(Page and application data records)
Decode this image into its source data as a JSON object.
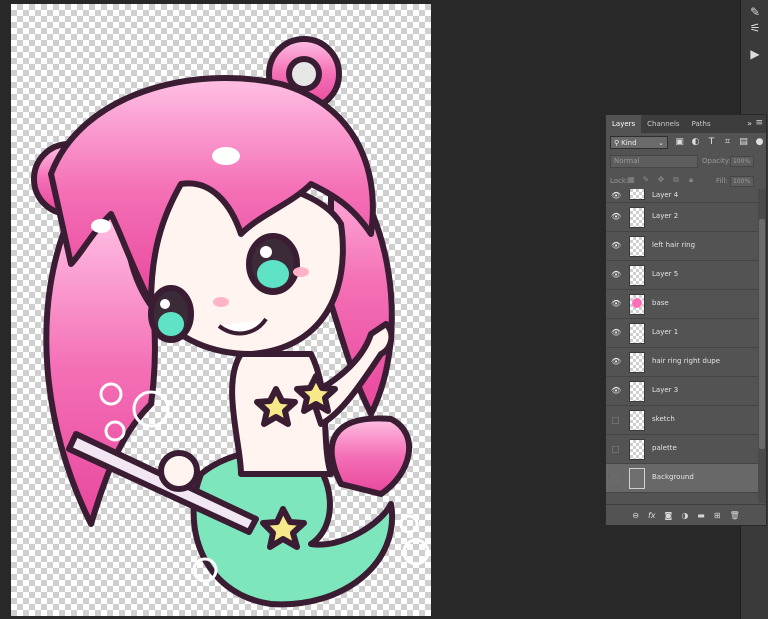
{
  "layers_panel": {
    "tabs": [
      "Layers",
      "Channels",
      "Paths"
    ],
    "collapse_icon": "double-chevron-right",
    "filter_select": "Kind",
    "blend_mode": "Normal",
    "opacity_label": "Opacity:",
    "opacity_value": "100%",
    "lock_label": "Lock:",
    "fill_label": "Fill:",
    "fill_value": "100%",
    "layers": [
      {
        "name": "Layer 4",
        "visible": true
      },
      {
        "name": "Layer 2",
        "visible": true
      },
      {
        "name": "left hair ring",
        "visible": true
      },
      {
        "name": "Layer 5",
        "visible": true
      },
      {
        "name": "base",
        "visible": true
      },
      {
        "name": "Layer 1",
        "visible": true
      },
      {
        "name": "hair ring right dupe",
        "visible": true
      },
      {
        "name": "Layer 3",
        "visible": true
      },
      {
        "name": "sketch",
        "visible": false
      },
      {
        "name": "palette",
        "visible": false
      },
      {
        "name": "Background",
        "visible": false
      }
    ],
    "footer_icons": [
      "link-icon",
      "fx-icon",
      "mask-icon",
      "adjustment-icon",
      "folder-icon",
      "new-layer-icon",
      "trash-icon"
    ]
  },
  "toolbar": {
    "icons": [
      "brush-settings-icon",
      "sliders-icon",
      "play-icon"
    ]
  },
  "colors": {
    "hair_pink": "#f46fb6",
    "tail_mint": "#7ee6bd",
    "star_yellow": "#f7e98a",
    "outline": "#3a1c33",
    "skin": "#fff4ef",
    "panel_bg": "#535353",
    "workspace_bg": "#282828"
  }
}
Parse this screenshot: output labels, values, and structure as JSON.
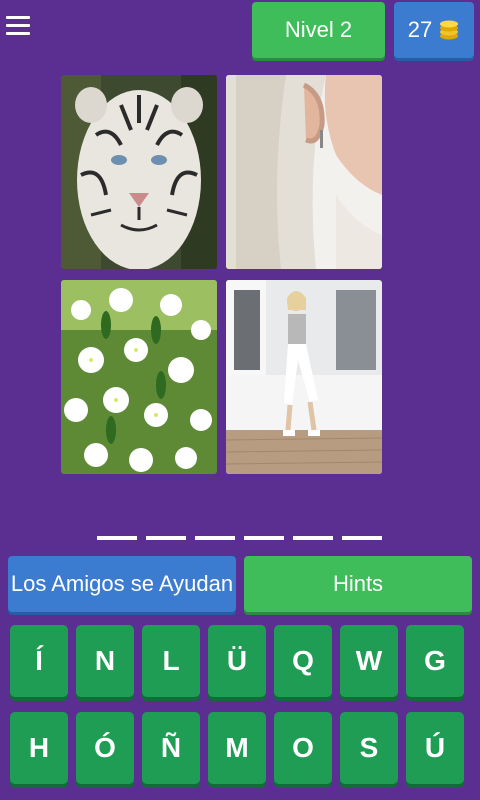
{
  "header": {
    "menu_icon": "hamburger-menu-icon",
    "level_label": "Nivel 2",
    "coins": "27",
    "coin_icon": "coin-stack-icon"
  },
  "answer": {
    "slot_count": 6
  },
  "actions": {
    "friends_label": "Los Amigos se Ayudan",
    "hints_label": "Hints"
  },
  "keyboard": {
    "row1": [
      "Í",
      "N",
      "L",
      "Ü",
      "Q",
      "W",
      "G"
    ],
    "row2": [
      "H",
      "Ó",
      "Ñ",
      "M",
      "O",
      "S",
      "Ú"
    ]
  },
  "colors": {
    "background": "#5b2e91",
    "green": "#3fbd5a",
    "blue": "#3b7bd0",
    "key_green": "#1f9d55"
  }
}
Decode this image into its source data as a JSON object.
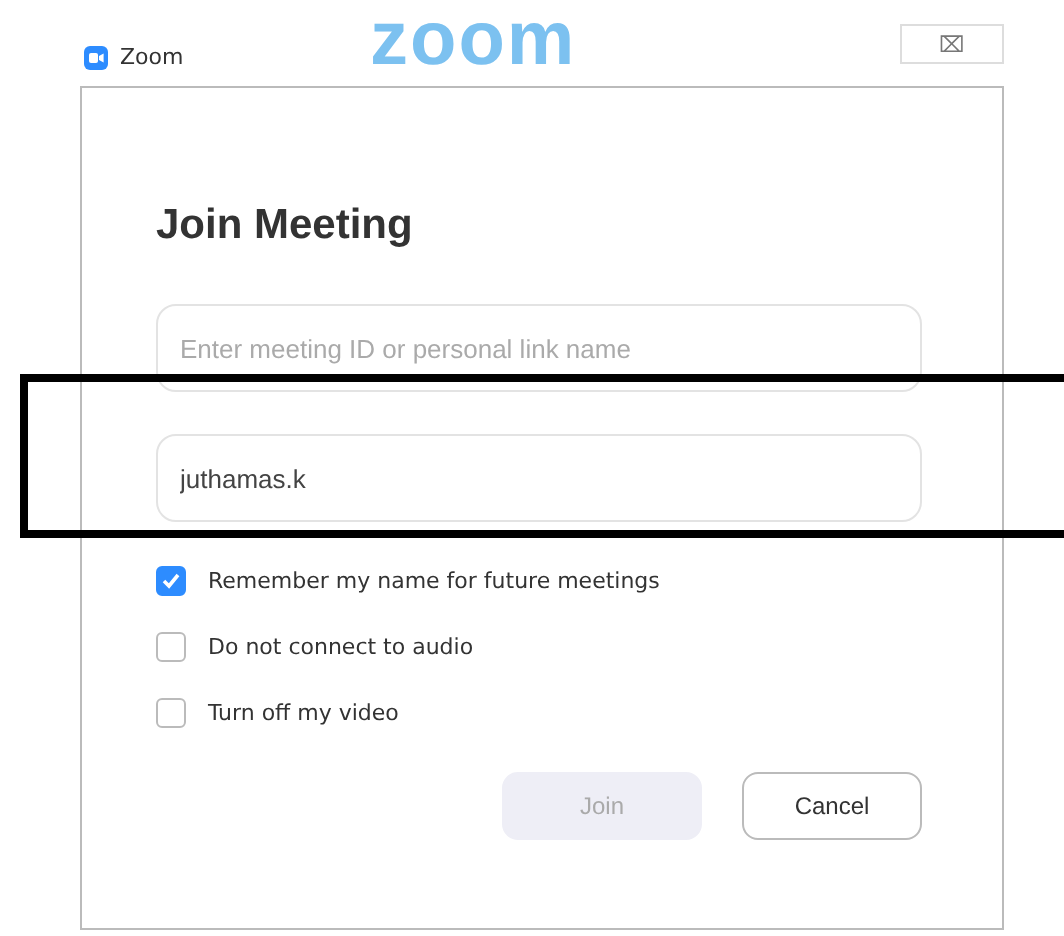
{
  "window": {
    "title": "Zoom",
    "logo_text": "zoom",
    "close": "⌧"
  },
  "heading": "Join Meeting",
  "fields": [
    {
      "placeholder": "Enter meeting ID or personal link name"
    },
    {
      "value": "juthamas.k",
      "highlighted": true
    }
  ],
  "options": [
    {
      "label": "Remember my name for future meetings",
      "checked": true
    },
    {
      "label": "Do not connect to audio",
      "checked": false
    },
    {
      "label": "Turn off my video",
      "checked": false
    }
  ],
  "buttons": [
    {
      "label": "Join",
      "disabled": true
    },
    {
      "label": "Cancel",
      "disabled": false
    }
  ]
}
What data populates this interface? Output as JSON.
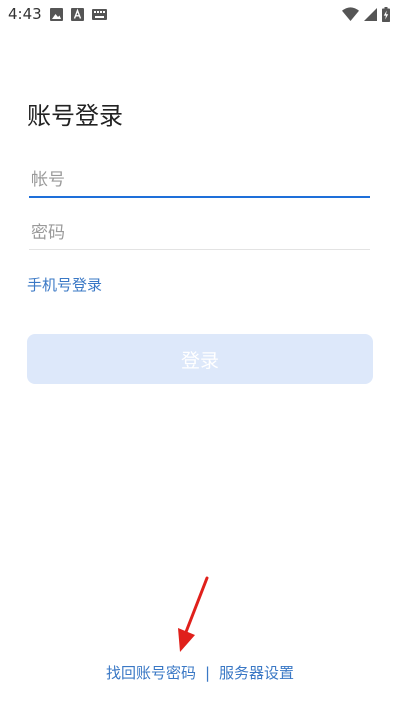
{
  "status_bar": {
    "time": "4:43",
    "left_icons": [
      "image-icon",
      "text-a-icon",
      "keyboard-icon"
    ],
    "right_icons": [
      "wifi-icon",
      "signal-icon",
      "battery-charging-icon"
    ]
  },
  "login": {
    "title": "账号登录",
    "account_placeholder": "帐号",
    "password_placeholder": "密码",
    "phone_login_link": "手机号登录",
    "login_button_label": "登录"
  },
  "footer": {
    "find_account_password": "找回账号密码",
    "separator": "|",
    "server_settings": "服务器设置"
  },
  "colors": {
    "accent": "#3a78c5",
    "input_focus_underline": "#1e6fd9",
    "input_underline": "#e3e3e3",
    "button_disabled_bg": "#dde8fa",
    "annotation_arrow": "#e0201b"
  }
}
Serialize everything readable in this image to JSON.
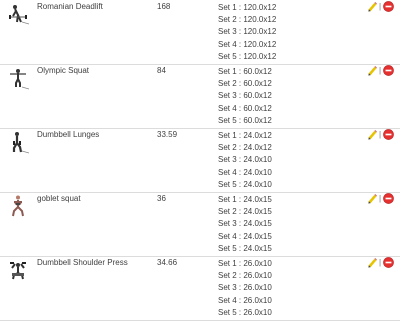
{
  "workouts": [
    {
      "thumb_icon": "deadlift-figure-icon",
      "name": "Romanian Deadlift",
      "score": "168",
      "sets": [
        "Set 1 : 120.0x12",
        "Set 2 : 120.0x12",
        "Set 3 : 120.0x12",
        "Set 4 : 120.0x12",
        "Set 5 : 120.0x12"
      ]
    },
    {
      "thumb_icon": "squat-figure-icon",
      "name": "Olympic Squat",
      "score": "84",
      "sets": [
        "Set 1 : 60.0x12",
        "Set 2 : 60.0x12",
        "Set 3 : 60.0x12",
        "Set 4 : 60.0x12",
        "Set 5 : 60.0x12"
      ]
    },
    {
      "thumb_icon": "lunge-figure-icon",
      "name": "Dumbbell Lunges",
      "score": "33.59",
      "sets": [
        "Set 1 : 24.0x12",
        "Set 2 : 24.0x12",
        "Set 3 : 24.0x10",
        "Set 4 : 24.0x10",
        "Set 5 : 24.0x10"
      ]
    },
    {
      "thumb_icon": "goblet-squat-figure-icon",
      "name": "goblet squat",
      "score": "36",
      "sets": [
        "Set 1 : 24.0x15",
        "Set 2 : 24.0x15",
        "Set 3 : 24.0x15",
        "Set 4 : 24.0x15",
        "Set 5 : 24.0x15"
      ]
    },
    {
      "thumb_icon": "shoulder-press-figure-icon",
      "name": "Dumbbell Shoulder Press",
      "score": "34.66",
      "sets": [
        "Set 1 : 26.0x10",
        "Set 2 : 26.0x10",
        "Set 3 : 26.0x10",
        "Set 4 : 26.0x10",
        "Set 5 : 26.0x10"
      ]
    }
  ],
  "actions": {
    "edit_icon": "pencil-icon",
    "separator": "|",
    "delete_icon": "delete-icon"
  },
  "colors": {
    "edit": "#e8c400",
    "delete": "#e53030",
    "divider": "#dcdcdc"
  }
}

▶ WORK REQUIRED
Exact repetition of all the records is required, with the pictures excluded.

▶ RESPONSE AREA
Decode this image into its source data as a JSON object.
{
  "layers_panel": {
    "tabs": [
      "Layers",
      "Channels",
      "Paths"
    ],
    "collapse_icon": "double-chevron-right",
    "filter_select": "Kind",
    "blend_mode": "Normal",
    "opacity_label": "Opacity:",
    "opacity_value": "100%",
    "lock_label": "Lock:",
    "fill_label": "Fill:",
    "fill_value": "100%",
    "layers": [
      {
        "name": "Layer 4",
        "visible": true
      },
      {
        "name": "Layer 2",
        "visible": true
      },
      {
        "name": "left hair ring",
        "visible": true
      },
      {
        "name": "Layer 5",
        "visible": true
      },
      {
        "name": "base",
        "visible": true
      },
      {
        "name": "Layer 1",
        "visible": true
      },
      {
        "name": "hair ring right dupe",
        "visible": true
      },
      {
        "name": "Layer 3",
        "visible": true
      },
      {
        "name": "sketch",
        "visible": false
      },
      {
        "name": "palette",
        "visible": false
      },
      {
        "name": "Background",
        "visible": false
      }
    ],
    "footer_icons": [
      "link-icon",
      "fx-icon",
      "mask-icon",
      "adjustment-icon",
      "folder-icon",
      "new-layer-icon",
      "trash-icon"
    ]
  },
  "toolbar": {
    "icons": [
      "brush-settings-icon",
      "sliders-icon",
      "play-icon"
    ]
  },
  "colors": {
    "hair_pink": "#f46fb6",
    "tail_mint": "#7ee6bd",
    "star_yellow": "#f7e98a",
    "outline": "#3a1c33",
    "skin": "#fff4ef",
    "panel_bg": "#535353",
    "workspace_bg": "#282828"
  }
}
Parse this screenshot: output labels, values, and structure as JSON.
{
  "header": {
    "menu_icon": "hamburger-menu-icon",
    "level_label": "Nivel 2",
    "coins": "27",
    "coin_icon": "coin-stack-icon"
  },
  "answer": {
    "slot_count": 6
  },
  "actions": {
    "friends_label": "Los Amigos se Ayudan",
    "hints_label": "Hints"
  },
  "keyboard": {
    "row1": [
      "Í",
      "N",
      "L",
      "Ü",
      "Q",
      "W",
      "G"
    ],
    "row2": [
      "H",
      "Ó",
      "Ñ",
      "M",
      "O",
      "S",
      "Ú"
    ]
  },
  "colors": {
    "background": "#5b2e91",
    "green": "#3fbd5a",
    "blue": "#3b7bd0",
    "key_green": "#1f9d55"
  }
}
Decode this image into its source data as a JSON object.
{
  "window": {
    "title": "Zoom",
    "logo_text": "zoom",
    "close": "⌧"
  },
  "heading": "Join Meeting",
  "fields": [
    {
      "placeholder": "Enter meeting ID or personal link name"
    },
    {
      "value": "juthamas.k",
      "highlighted": true
    }
  ],
  "options": [
    {
      "label": "Remember my name for future meetings",
      "checked": true
    },
    {
      "label": "Do not connect to audio",
      "checked": false
    },
    {
      "label": "Turn off my video",
      "checked": false
    }
  ],
  "buttons": [
    {
      "label": "Join",
      "disabled": true
    },
    {
      "label": "Cancel",
      "disabled": false
    }
  ]
}
What data populates this interface? Output as JSON.
{
  "status_bar": {
    "time": "4:43",
    "left_icons": [
      "image-icon",
      "text-a-icon",
      "keyboard-icon"
    ],
    "right_icons": [
      "wifi-icon",
      "signal-icon",
      "battery-charging-icon"
    ]
  },
  "login": {
    "title": "账号登录",
    "account_placeholder": "帐号",
    "password_placeholder": "密码",
    "phone_login_link": "手机号登录",
    "login_button_label": "登录"
  },
  "footer": {
    "find_account_password": "找回账号密码",
    "separator": "|",
    "server_settings": "服务器设置"
  },
  "colors": {
    "accent": "#3a78c5",
    "input_focus_underline": "#1e6fd9",
    "input_underline": "#e3e3e3",
    "button_disabled_bg": "#dde8fa",
    "annotation_arrow": "#e0201b"
  }
}
Serialize everything readable in this image to JSON.
{
  "workouts": [
    {
      "thumb_icon": "deadlift-figure-icon",
      "name": "Romanian Deadlift",
      "score": "168",
      "sets": [
        "Set 1 : 120.0x12",
        "Set 2 : 120.0x12",
        "Set 3 : 120.0x12",
        "Set 4 : 120.0x12",
        "Set 5 : 120.0x12"
      ]
    },
    {
      "thumb_icon": "squat-figure-icon",
      "name": "Olympic Squat",
      "score": "84",
      "sets": [
        "Set 1 : 60.0x12",
        "Set 2 : 60.0x12",
        "Set 3 : 60.0x12",
        "Set 4 : 60.0x12",
        "Set 5 : 60.0x12"
      ]
    },
    {
      "thumb_icon": "lunge-figure-icon",
      "name": "Dumbbell Lunges",
      "score": "33.59",
      "sets": [
        "Set 1 : 24.0x12",
        "Set 2 : 24.0x12",
        "Set 3 : 24.0x10",
        "Set 4 : 24.0x10",
        "Set 5 : 24.0x10"
      ]
    },
    {
      "thumb_icon": "goblet-squat-figure-icon",
      "name": "goblet squat",
      "score": "36",
      "sets": [
        "Set 1 : 24.0x15",
        "Set 2 : 24.0x15",
        "Set 3 : 24.0x15",
        "Set 4 : 24.0x15",
        "Set 5 : 24.0x15"
      ]
    },
    {
      "thumb_icon": "shoulder-press-figure-icon",
      "name": "Dumbbell Shoulder Press",
      "score": "34.66",
      "sets": [
        "Set 1 : 26.0x10",
        "Set 2 : 26.0x10",
        "Set 3 : 26.0x10",
        "Set 4 : 26.0x10",
        "Set 5 : 26.0x10"
      ]
    }
  ],
  "actions": {
    "edit_icon": "pencil-icon",
    "separator": "|",
    "delete_icon": "delete-icon"
  },
  "colors": {
    "edit": "#e8c400",
    "delete": "#e53030",
    "divider": "#dcdcdc"
  }
}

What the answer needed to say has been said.